+++ Records provided +++
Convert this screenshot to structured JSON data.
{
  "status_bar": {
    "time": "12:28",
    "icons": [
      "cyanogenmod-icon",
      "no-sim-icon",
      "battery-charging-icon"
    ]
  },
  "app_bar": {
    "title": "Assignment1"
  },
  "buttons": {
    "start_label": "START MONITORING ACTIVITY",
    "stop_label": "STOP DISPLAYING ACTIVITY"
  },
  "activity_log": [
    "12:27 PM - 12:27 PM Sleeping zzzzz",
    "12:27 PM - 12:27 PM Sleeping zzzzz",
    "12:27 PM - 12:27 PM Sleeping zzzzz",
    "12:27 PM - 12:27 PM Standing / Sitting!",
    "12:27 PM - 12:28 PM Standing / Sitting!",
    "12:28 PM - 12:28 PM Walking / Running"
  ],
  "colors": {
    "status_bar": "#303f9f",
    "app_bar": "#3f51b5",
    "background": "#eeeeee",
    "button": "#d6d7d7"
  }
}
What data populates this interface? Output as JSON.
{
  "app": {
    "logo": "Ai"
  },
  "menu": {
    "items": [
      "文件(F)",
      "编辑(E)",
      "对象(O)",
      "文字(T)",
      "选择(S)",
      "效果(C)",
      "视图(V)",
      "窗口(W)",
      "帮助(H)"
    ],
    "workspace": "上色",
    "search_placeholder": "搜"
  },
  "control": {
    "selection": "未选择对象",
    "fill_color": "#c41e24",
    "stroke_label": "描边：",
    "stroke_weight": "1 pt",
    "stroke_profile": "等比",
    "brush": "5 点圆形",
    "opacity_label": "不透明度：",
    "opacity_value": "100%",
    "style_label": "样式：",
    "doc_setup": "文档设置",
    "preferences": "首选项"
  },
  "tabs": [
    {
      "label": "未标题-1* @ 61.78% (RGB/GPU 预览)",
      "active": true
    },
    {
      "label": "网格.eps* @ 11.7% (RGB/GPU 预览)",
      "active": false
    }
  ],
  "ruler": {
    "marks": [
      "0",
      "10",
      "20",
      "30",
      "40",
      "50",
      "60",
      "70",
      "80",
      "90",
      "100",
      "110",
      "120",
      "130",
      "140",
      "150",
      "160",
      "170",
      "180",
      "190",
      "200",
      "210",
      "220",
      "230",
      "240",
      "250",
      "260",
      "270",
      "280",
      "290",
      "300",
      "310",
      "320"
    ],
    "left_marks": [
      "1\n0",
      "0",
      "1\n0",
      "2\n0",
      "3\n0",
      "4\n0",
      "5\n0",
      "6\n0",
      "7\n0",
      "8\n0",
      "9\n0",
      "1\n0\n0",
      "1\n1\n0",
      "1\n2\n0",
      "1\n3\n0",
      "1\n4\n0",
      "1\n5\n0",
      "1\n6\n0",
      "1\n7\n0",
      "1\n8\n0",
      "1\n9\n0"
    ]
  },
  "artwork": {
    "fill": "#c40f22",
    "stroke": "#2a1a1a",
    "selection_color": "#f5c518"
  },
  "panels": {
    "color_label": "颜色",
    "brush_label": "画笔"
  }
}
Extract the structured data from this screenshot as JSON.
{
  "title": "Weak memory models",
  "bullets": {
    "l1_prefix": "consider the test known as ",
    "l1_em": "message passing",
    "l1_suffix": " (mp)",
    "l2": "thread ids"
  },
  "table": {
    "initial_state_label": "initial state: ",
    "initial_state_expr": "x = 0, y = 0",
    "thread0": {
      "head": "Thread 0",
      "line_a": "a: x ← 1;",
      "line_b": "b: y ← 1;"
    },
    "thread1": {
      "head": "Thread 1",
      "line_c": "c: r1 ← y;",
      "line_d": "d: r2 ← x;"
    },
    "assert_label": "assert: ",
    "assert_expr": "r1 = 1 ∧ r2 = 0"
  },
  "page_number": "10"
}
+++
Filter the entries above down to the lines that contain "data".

## Solution for this task
Convert this screenshot to structured JSON data.
What data populates this interface? Output as JSON.
Extract the structured data from this screenshot as JSON.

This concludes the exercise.